Material supplied Start Marker
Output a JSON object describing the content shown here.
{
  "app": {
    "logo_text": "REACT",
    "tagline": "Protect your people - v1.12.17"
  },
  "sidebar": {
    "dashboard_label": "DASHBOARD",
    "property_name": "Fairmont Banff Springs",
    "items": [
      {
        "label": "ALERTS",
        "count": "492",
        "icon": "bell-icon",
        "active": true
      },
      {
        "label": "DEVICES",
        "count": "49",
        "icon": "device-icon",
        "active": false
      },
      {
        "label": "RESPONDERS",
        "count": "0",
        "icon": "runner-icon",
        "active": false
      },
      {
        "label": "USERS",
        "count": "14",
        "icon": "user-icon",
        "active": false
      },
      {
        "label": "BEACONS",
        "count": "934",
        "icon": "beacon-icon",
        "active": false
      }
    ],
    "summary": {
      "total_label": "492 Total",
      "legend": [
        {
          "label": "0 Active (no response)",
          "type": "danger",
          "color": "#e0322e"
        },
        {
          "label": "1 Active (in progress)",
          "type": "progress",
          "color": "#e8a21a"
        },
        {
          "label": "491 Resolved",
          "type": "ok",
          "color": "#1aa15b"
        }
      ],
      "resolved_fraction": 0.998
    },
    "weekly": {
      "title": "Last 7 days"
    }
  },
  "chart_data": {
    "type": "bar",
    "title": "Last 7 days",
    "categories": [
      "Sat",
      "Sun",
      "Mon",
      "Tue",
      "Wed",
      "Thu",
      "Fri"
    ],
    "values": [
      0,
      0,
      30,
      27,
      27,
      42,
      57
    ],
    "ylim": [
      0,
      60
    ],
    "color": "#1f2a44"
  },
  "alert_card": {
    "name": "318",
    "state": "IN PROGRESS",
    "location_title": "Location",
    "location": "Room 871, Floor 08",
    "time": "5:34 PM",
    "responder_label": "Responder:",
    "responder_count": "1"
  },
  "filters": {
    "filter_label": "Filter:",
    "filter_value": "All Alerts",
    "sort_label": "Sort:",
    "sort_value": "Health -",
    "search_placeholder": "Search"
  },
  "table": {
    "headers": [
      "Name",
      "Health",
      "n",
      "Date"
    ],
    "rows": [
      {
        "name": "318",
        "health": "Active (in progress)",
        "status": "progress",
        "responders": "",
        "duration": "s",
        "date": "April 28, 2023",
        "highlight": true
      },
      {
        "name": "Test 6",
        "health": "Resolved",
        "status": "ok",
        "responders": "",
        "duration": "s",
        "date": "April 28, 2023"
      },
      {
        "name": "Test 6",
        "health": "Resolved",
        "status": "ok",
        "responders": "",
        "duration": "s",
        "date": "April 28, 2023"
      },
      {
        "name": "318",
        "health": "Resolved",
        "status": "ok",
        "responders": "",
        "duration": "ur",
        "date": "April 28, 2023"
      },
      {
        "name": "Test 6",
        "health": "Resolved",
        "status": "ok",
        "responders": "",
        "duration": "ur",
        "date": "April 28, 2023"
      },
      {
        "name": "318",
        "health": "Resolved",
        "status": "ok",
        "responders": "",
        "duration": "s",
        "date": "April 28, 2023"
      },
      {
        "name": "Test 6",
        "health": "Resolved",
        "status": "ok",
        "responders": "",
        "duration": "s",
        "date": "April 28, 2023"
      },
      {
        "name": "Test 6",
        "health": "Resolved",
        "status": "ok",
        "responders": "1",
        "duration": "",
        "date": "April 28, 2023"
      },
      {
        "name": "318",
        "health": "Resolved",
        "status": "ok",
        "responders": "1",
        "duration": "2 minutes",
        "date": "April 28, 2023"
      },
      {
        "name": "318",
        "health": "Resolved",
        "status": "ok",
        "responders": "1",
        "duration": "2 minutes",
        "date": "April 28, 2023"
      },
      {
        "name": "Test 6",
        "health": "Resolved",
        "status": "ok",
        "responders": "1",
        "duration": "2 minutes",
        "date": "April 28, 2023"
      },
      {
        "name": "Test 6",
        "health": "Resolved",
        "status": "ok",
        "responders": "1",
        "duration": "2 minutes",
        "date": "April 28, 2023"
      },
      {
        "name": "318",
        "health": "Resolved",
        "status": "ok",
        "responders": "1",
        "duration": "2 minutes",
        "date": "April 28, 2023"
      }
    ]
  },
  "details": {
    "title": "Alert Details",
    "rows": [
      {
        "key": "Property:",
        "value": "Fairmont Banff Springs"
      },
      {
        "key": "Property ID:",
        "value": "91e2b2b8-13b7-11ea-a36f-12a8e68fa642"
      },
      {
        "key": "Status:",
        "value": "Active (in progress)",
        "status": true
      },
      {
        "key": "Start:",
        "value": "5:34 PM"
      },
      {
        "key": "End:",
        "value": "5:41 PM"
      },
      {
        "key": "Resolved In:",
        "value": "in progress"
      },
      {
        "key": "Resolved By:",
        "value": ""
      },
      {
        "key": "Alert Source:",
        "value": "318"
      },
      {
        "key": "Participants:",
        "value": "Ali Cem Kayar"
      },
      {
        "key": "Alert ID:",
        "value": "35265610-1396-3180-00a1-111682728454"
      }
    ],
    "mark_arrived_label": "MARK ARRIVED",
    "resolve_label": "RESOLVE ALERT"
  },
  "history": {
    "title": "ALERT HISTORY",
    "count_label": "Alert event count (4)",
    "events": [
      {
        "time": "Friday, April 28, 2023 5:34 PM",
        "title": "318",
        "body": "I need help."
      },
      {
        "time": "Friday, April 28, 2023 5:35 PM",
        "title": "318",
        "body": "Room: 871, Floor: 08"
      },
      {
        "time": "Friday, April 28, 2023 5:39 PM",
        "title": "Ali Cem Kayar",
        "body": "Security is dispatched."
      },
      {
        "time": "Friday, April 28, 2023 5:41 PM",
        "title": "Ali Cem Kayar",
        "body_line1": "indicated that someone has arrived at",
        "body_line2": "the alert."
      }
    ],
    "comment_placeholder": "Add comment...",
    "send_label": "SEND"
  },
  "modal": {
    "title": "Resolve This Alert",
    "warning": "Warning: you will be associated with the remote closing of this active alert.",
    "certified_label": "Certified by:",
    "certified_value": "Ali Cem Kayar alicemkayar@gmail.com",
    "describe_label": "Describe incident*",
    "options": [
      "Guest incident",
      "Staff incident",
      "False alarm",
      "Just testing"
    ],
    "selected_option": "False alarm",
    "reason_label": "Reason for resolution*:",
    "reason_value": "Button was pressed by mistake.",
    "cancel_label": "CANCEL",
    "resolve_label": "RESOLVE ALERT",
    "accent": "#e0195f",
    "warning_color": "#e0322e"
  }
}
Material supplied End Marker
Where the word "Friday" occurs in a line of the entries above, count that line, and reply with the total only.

## Result of the exercise
4